===== Data shown
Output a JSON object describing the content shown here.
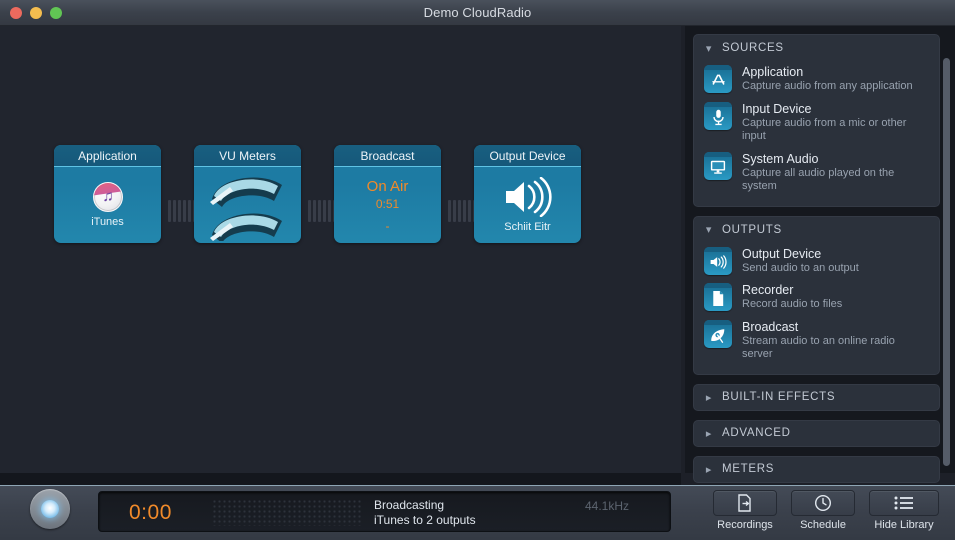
{
  "window": {
    "title": "Demo CloudRadio",
    "controls": [
      "close",
      "minimize",
      "zoom"
    ]
  },
  "canvas": {
    "nodes": [
      {
        "id": "application",
        "header": "Application",
        "icon": "itunes-icon",
        "caption": "iTunes"
      },
      {
        "id": "vu-meters",
        "header": "VU Meters",
        "icon": "vu-meter-icon",
        "caption": ""
      },
      {
        "id": "broadcast",
        "header": "Broadcast",
        "status": "On Air",
        "time": "0:51",
        "detail": "-"
      },
      {
        "id": "output-device",
        "header": "Output Device",
        "icon": "speaker-icon",
        "caption": "Schiit Eitr"
      }
    ]
  },
  "library": {
    "groups": [
      {
        "title": "SOURCES",
        "expanded": true,
        "items": [
          {
            "title": "Application",
            "subtitle": "Capture audio from any application",
            "icon": "app-store-icon"
          },
          {
            "title": "Input Device",
            "subtitle": "Capture audio from a mic or other input",
            "icon": "microphone-icon"
          },
          {
            "title": "System Audio",
            "subtitle": "Capture all audio played on the system",
            "icon": "monitor-icon"
          }
        ]
      },
      {
        "title": "OUTPUTS",
        "expanded": true,
        "items": [
          {
            "title": "Output Device",
            "subtitle": "Send audio to an output",
            "icon": "speaker-icon"
          },
          {
            "title": "Recorder",
            "subtitle": "Record audio to files",
            "icon": "document-icon"
          },
          {
            "title": "Broadcast",
            "subtitle": "Stream audio to an online radio server",
            "icon": "satellite-dish-icon"
          }
        ]
      }
    ],
    "collapsed_groups": [
      {
        "title": "BUILT-IN EFFECTS"
      },
      {
        "title": "ADVANCED"
      },
      {
        "title": "METERS"
      }
    ]
  },
  "toolbar": {
    "power_button": "power-toggle",
    "display": {
      "time": "0:00",
      "line1": "Broadcasting",
      "line2": "iTunes to 2 outputs",
      "sample_rate": "44.1kHz"
    },
    "buttons": [
      {
        "label": "Recordings",
        "icon": "recordings-icon"
      },
      {
        "label": "Schedule",
        "icon": "clock-icon"
      },
      {
        "label": "Hide Library",
        "icon": "list-icon"
      }
    ]
  },
  "colors": {
    "node_blue": "#1d7ba3",
    "node_header": "#16587a",
    "accent_orange": "#f08a2a",
    "canvas_bg": "#21252e",
    "library_bg": "#15181e"
  }
}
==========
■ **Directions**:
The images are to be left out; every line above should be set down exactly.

■ **Response**:
Output a JSON object describing the content shown here.
{
  "window": {
    "title": "Demo CloudRadio",
    "controls": [
      "close",
      "minimize",
      "zoom"
    ]
  },
  "canvas": {
    "nodes": [
      {
        "id": "application",
        "header": "Application",
        "icon": "itunes-icon",
        "caption": "iTunes"
      },
      {
        "id": "vu-meters",
        "header": "VU Meters",
        "icon": "vu-meter-icon",
        "caption": ""
      },
      {
        "id": "broadcast",
        "header": "Broadcast",
        "status": "On Air",
        "time": "0:51",
        "detail": "-"
      },
      {
        "id": "output-device",
        "header": "Output Device",
        "icon": "speaker-icon",
        "caption": "Schiit Eitr"
      }
    ]
  },
  "library": {
    "groups": [
      {
        "title": "SOURCES",
        "expanded": true,
        "items": [
          {
            "title": "Application",
            "subtitle": "Capture audio from any application",
            "icon": "app-store-icon"
          },
          {
            "title": "Input Device",
            "subtitle": "Capture audio from a mic or other input",
            "icon": "microphone-icon"
          },
          {
            "title": "System Audio",
            "subtitle": "Capture all audio played on the system",
            "icon": "monitor-icon"
          }
        ]
      },
      {
        "title": "OUTPUTS",
        "expanded": true,
        "items": [
          {
            "title": "Output Device",
            "subtitle": "Send audio to an output",
            "icon": "speaker-icon"
          },
          {
            "title": "Recorder",
            "subtitle": "Record audio to files",
            "icon": "document-icon"
          },
          {
            "title": "Broadcast",
            "subtitle": "Stream audio to an online radio server",
            "icon": "satellite-dish-icon"
          }
        ]
      }
    ],
    "collapsed_groups": [
      {
        "title": "BUILT-IN EFFECTS"
      },
      {
        "title": "ADVANCED"
      },
      {
        "title": "METERS"
      }
    ]
  },
  "toolbar": {
    "power_button": "power-toggle",
    "display": {
      "time": "0:00",
      "line1": "Broadcasting",
      "line2": "iTunes to 2 outputs",
      "sample_rate": "44.1kHz"
    },
    "buttons": [
      {
        "label": "Recordings",
        "icon": "recordings-icon"
      },
      {
        "label": "Schedule",
        "icon": "clock-icon"
      },
      {
        "label": "Hide Library",
        "icon": "list-icon"
      }
    ]
  },
  "colors": {
    "node_blue": "#1d7ba3",
    "node_header": "#16587a",
    "accent_orange": "#f08a2a",
    "canvas_bg": "#21252e",
    "library_bg": "#15181e"
  }
}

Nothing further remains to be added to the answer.